#### REQUIREMENT
Lines in the listing below that hold "percent" are the ones to copy.

───── MATERIAL PROVIDED ─────

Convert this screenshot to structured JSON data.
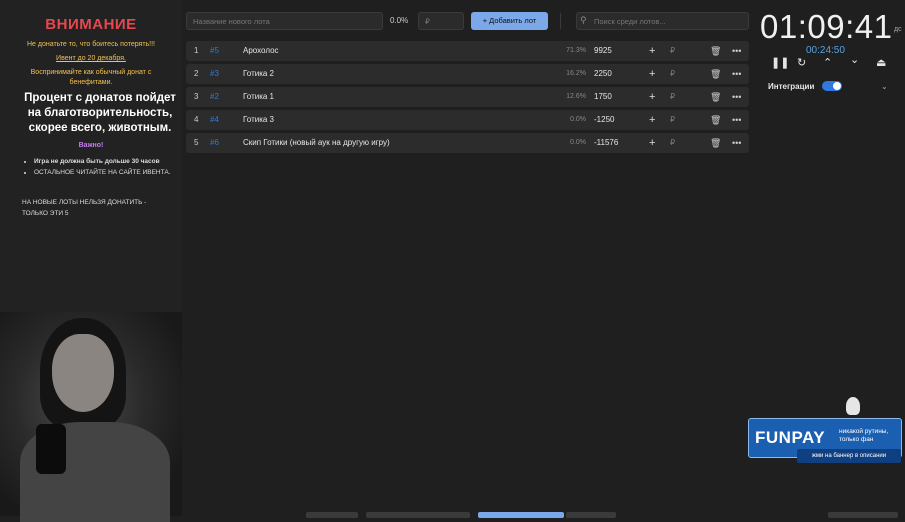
{
  "notice": {
    "title": "ВНИМАНИЕ",
    "line1": "Не донатьте то, что боитесь потерять!!!",
    "line2": "Ивент до 20 декабря.",
    "line3": "Воспринимайте как обычный донат с бенефитами.",
    "main": "Процент с донатов пойдет на благотворительность, скорее всего, животным.",
    "important": "Важно!",
    "bullets": [
      "Игра не должна быть дольше 30 часов",
      "ОСТАЛЬНОЕ ЧИТАЙТЕ НА САЙТЕ ИВЕНТА."
    ],
    "footer": "НА НОВЫЕ ЛОТЫ НЕЛЬЗЯ ДОНАТИТЬ - ТОЛЬКО ЭТИ 5"
  },
  "topbar": {
    "lot_placeholder": "Название нового лота",
    "percent": "0.0%",
    "currency_placeholder": "₽",
    "add_label": "Добавить лот",
    "search_placeholder": "Поиск среди лотов..."
  },
  "lots": [
    {
      "index": "1",
      "hash": "#5",
      "name": "Арохолос",
      "percent": "71.3%",
      "amount": "9925"
    },
    {
      "index": "2",
      "hash": "#3",
      "name": "Готика 2",
      "percent": "16.2%",
      "amount": "2250"
    },
    {
      "index": "3",
      "hash": "#2",
      "name": "Готика 1",
      "percent": "12.6%",
      "amount": "1750"
    },
    {
      "index": "4",
      "hash": "#4",
      "name": "Готика 3",
      "percent": "0.0%",
      "amount": "-1250"
    },
    {
      "index": "5",
      "hash": "#6",
      "name": "Скип Готики (новый аук на другую игру)",
      "percent": "0.0%",
      "amount": "-11576"
    }
  ],
  "timer": {
    "main": "01:09:41",
    "sub": "00:24:50",
    "side": "дс"
  },
  "integrations": {
    "label": "Интеграции",
    "enabled": true
  },
  "funpay": {
    "logo": "FUNPAY",
    "tagline": "никакой рутины, только фан",
    "cta": "жми на баннер в описании"
  },
  "colors": {
    "accent": "#7aa8e8",
    "danger": "#e5484d",
    "notice_yellow": "#f2c14e",
    "hash_blue": "#2e7bd6"
  }
}
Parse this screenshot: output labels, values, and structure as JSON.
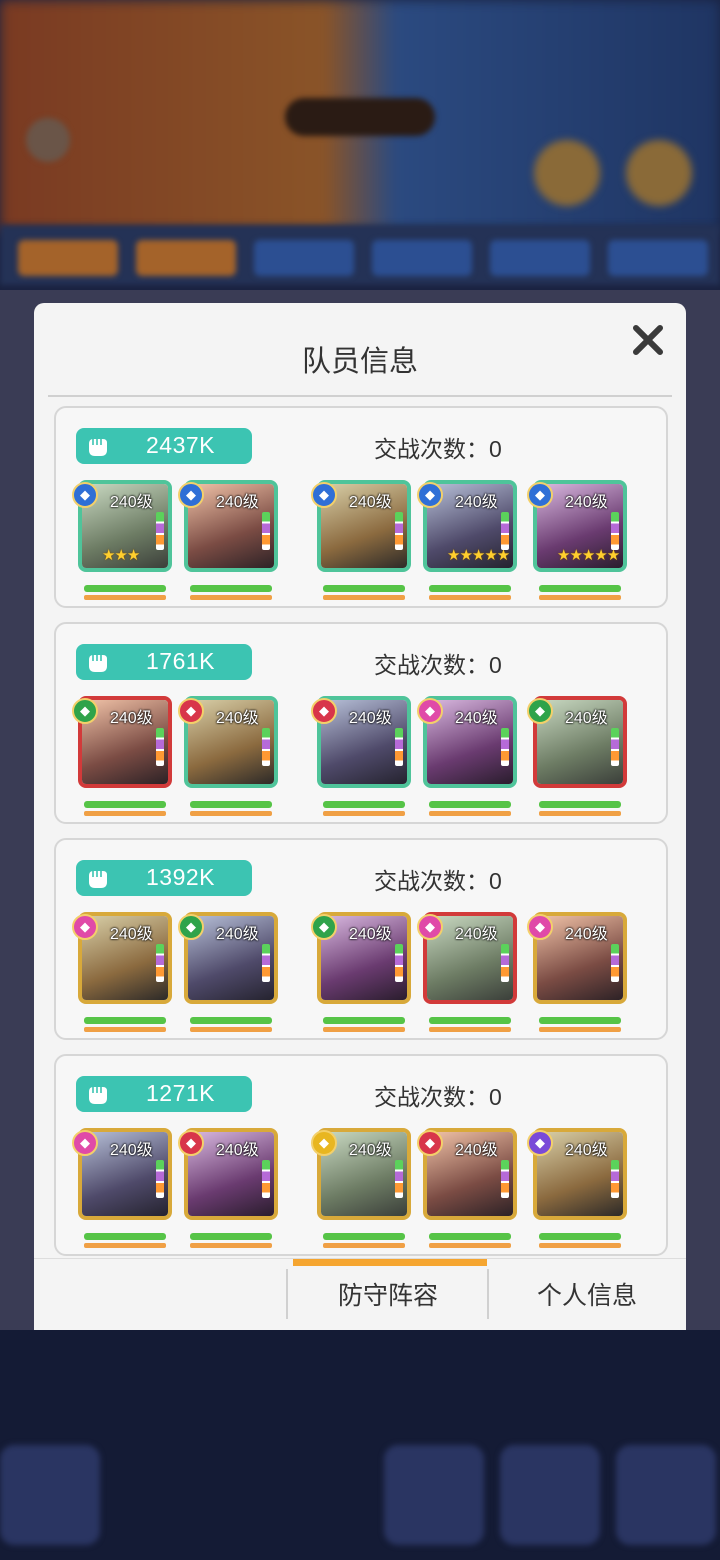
{
  "dialog": {
    "title": "队员信息"
  },
  "teams": [
    {
      "power": "2437K",
      "battles_label": "交战次数：",
      "battles": "0",
      "heroes": [
        {
          "level": "240级",
          "faction": "blue",
          "stars": "★★★",
          "frame": "green"
        },
        {
          "level": "240级",
          "faction": "blue",
          "stars": "",
          "frame": "green"
        },
        {
          "level": "240级",
          "faction": "blue",
          "stars": "",
          "frame": "green"
        },
        {
          "level": "240级",
          "faction": "blue",
          "stars": "★★★★★",
          "frame": "green"
        },
        {
          "level": "240级",
          "faction": "blue",
          "stars": "★★★★★",
          "frame": "green"
        }
      ]
    },
    {
      "power": "1761K",
      "battles_label": "交战次数：",
      "battles": "0",
      "heroes": [
        {
          "level": "240级",
          "faction": "green",
          "stars": "",
          "frame": "red"
        },
        {
          "level": "240级",
          "faction": "red",
          "stars": "",
          "frame": "green"
        },
        {
          "level": "240级",
          "faction": "red",
          "stars": "",
          "frame": "green"
        },
        {
          "level": "240级",
          "faction": "pink",
          "stars": "",
          "frame": "green"
        },
        {
          "level": "240级",
          "faction": "green",
          "stars": "",
          "frame": "red"
        }
      ]
    },
    {
      "power": "1392K",
      "battles_label": "交战次数：",
      "battles": "0",
      "heroes": [
        {
          "level": "240级",
          "faction": "pink",
          "stars": "",
          "frame": "gold"
        },
        {
          "level": "240级",
          "faction": "green",
          "stars": "",
          "frame": "gold"
        },
        {
          "level": "240级",
          "faction": "green",
          "stars": "",
          "frame": "gold"
        },
        {
          "level": "240级",
          "faction": "pink",
          "stars": "",
          "frame": "red"
        },
        {
          "level": "240级",
          "faction": "pink",
          "stars": "",
          "frame": "gold"
        }
      ]
    },
    {
      "power": "1271K",
      "battles_label": "交战次数：",
      "battles": "0",
      "heroes": [
        {
          "level": "240级",
          "faction": "pink",
          "stars": "",
          "frame": "gold"
        },
        {
          "level": "240级",
          "faction": "red",
          "stars": "",
          "frame": "gold"
        },
        {
          "level": "240级",
          "faction": "gold",
          "stars": "",
          "frame": "gold"
        },
        {
          "level": "240级",
          "faction": "red",
          "stars": "",
          "frame": "gold"
        },
        {
          "level": "240级",
          "faction": "purple",
          "stars": "",
          "frame": "gold"
        }
      ]
    }
  ],
  "tabs": [
    {
      "label": "防守阵容"
    },
    {
      "label": "个人信息"
    }
  ],
  "colors": {
    "power_badge": "#3cc4b2",
    "hp_bar": "#56c447",
    "energy_bar": "#f0a045",
    "active_tab": "#f5a530"
  }
}
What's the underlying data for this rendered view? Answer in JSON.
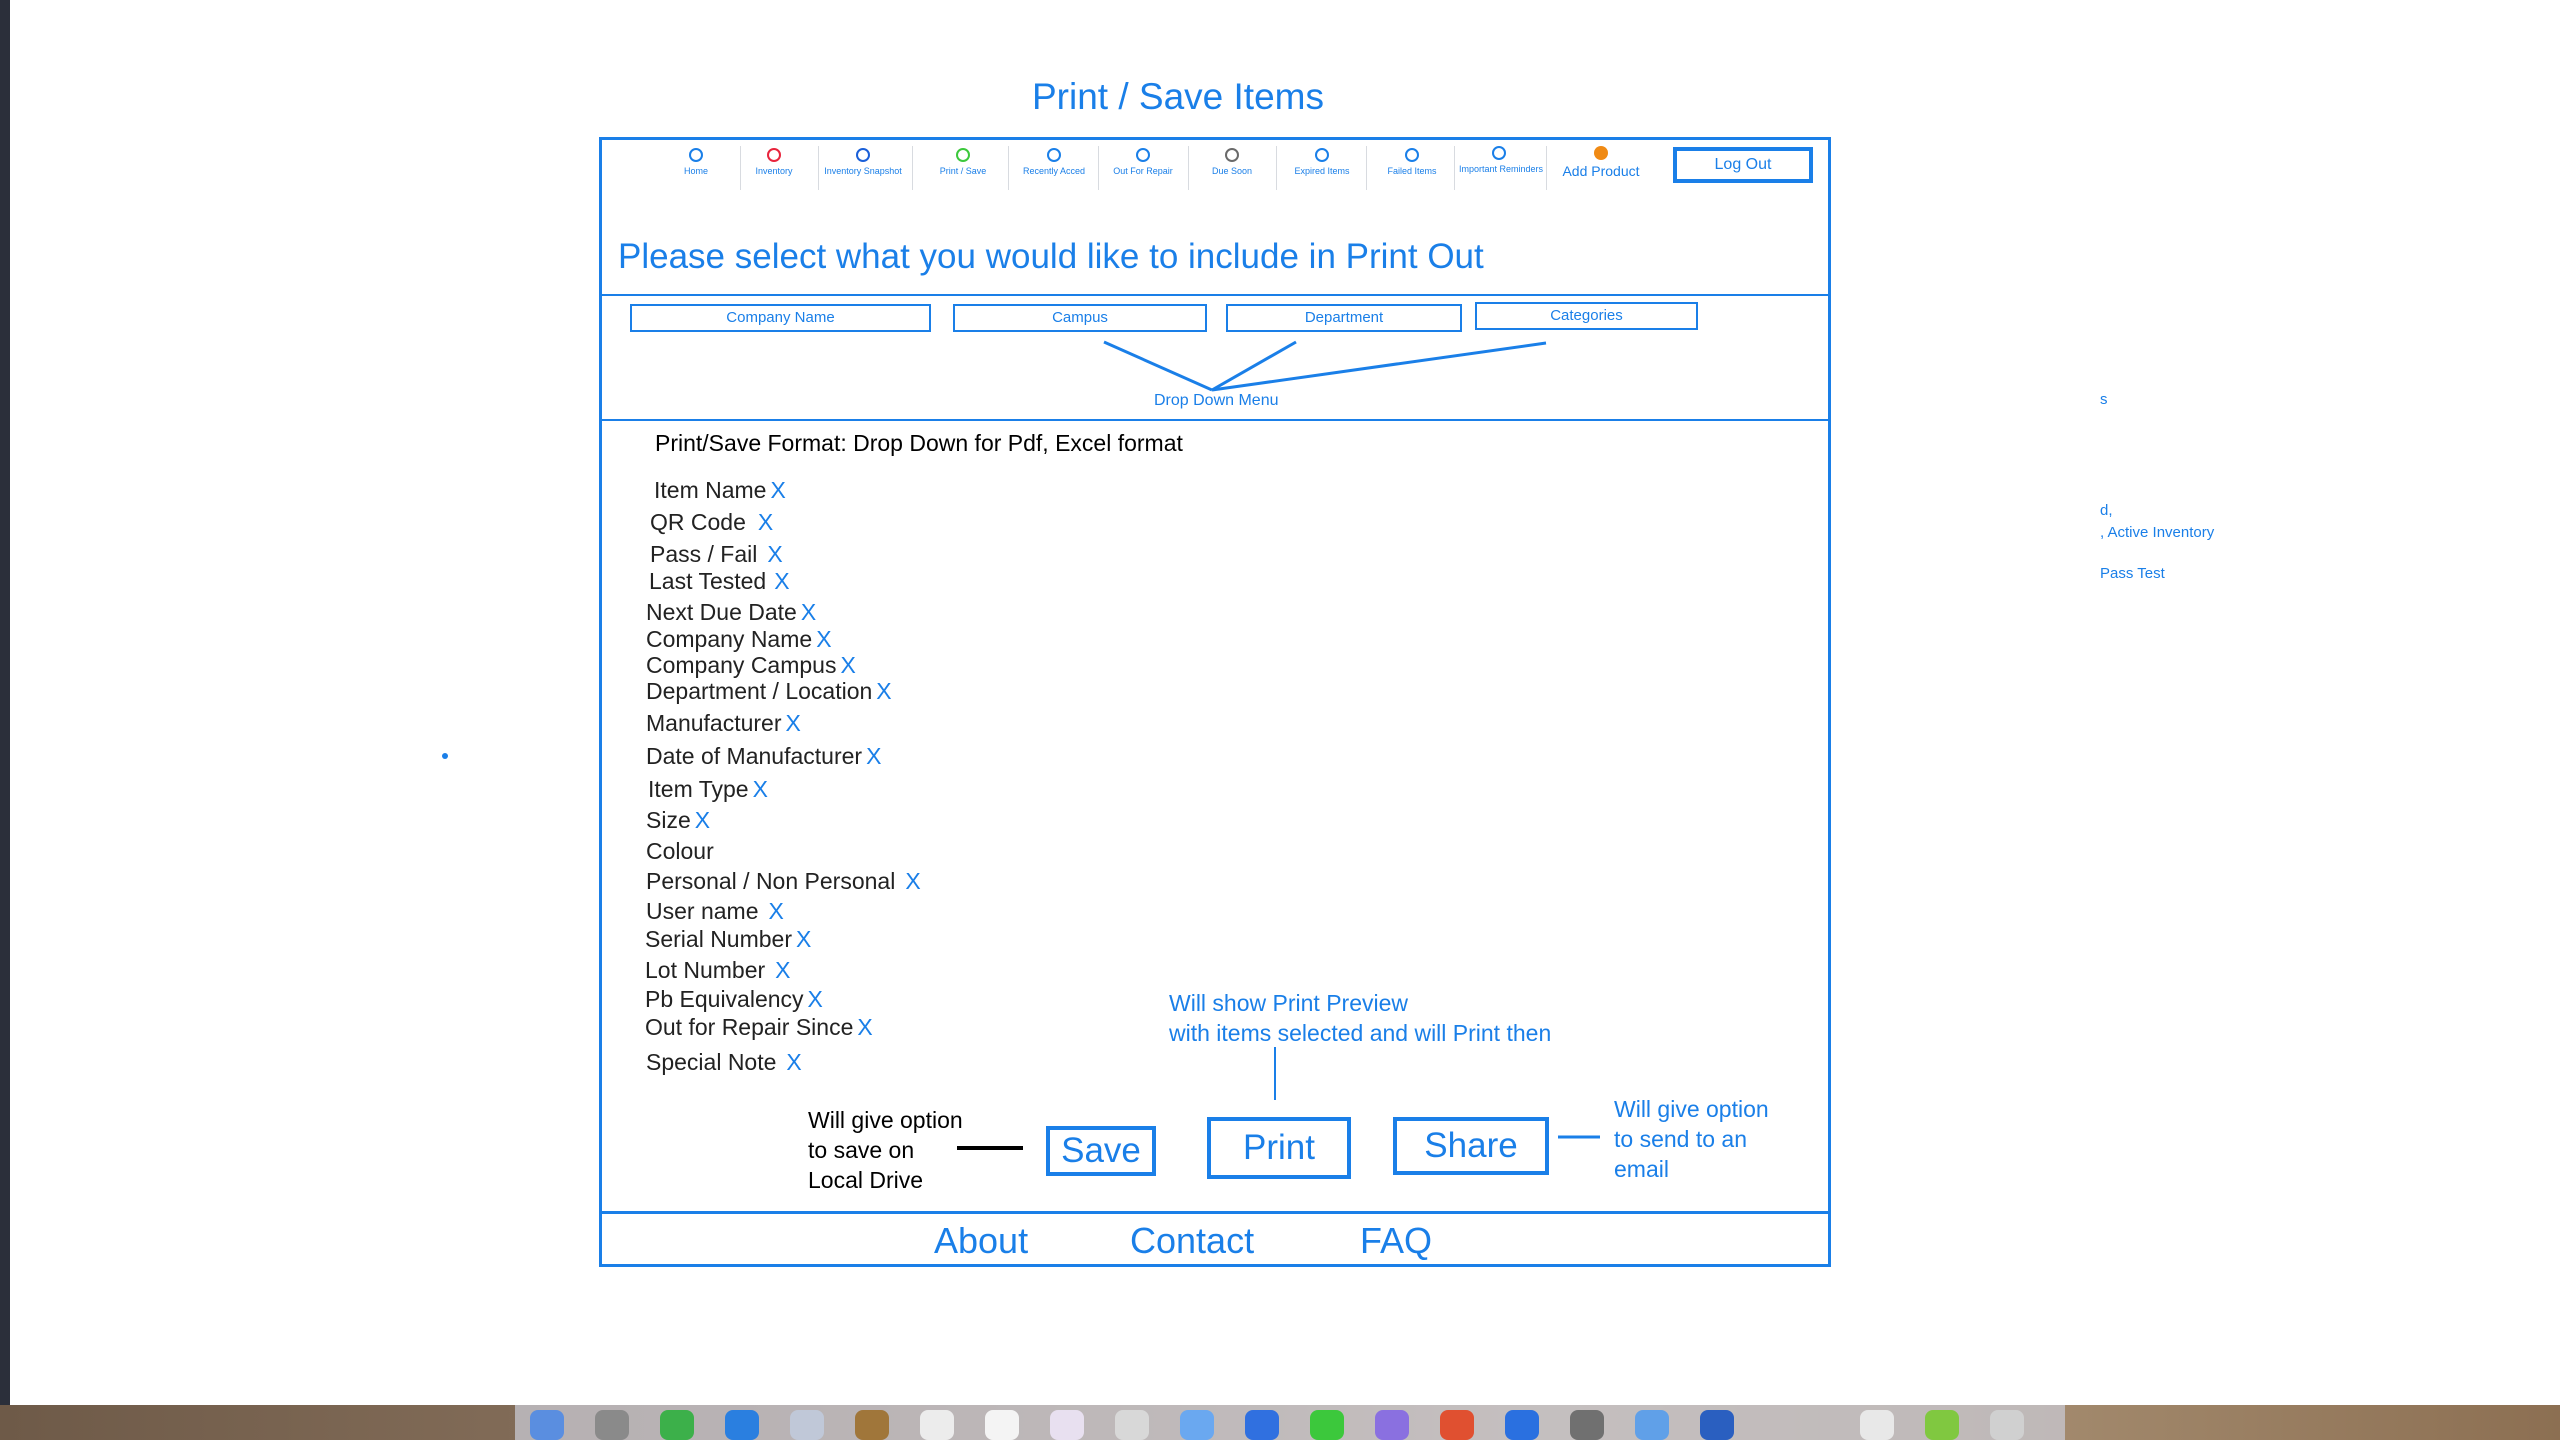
{
  "page_title": "Print / Save Items",
  "nav": {
    "items": [
      {
        "label": "Home",
        "color": "#1a7fe8"
      },
      {
        "label": "Inventory",
        "color": "#e8243c"
      },
      {
        "label": "Inventory Snapshot",
        "color": "#1a5fd8"
      },
      {
        "label": "Print / Save",
        "color": "#3cc83c"
      },
      {
        "label": "Recently Acced",
        "color": "#1a7fe8"
      },
      {
        "label": "Out For Repair",
        "color": "#1a7fe8"
      },
      {
        "label": "Due Soon",
        "color": "#6a6a6a"
      },
      {
        "label": "Expired Items",
        "color": "#1a7fe8"
      },
      {
        "label": "Failed Items",
        "color": "#1a7fe8"
      },
      {
        "label": "Important Reminders",
        "color": "#1a7fe8"
      }
    ],
    "add_product": "Add Product",
    "logout": "Log Out"
  },
  "prompt_title": "Please select what you would like to include in Print Out",
  "filters": {
    "company": "Company Name",
    "campus": "Campus",
    "department": "Department",
    "categories": "Categories",
    "dropdown_label": "Drop Down Menu"
  },
  "format_text": "Print/Save Format: Drop Down for Pdf, Excel format",
  "fields": [
    {
      "label": "Item Name",
      "x": "X"
    },
    {
      "label": "QR Code",
      "x": "X"
    },
    {
      "label": "Pass / Fail",
      "x": "X"
    },
    {
      "label": "Last Tested",
      "x": "X"
    },
    {
      "label": "Next Due Date",
      "x": "X"
    },
    {
      "label": "Company Name",
      "x": "X"
    },
    {
      "label": "Company Campus",
      "x": "X"
    },
    {
      "label": "Department / Location",
      "x": "X"
    },
    {
      "label": "Manufacturer",
      "x": "X"
    },
    {
      "label": "Date of Manufacturer",
      "x": "X"
    },
    {
      "label": "Item Type",
      "x": "X"
    },
    {
      "label": "Size",
      "x": "X"
    },
    {
      "label": "Colour",
      "x": ""
    },
    {
      "label": "Personal / Non Personal",
      "x": "X"
    },
    {
      "label": "User name",
      "x": "X"
    },
    {
      "label": "Serial Number",
      "x": "X"
    },
    {
      "label": "Lot Number",
      "x": "X"
    },
    {
      "label": "Pb Equivalency",
      "x": "X"
    },
    {
      "label": "Out for Repair Since",
      "x": "X"
    },
    {
      "label": "Special Note",
      "x": "X"
    }
  ],
  "actions": {
    "save": "Save",
    "print": "Print",
    "share": "Share"
  },
  "notes": {
    "save_line1": "Will give option",
    "save_line2": "to save on",
    "save_line3": "Local Drive",
    "print_line1": "Will show Print Preview",
    "print_line2": "with items selected  and will Print then",
    "share_line1": "Will give option",
    "share_line2": "to send to an",
    "share_line3": "email"
  },
  "footer": {
    "about": "About",
    "contact": "Contact",
    "faq": "FAQ"
  },
  "side_notes": {
    "s1": "s",
    "s2": "d,",
    "s3": ", Active Inventory",
    "s4": "Pass Test"
  },
  "colors": {
    "accent": "#1a7fe8"
  }
}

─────

#### RESPONSE TO THIS EXERCISE
    "percent": "0.0%",
      "percent": "71.3%",
      "percent": "16.2%",
      "percent": "12.6%",
      "percent": "0.0%",
      "percent": "0.0%",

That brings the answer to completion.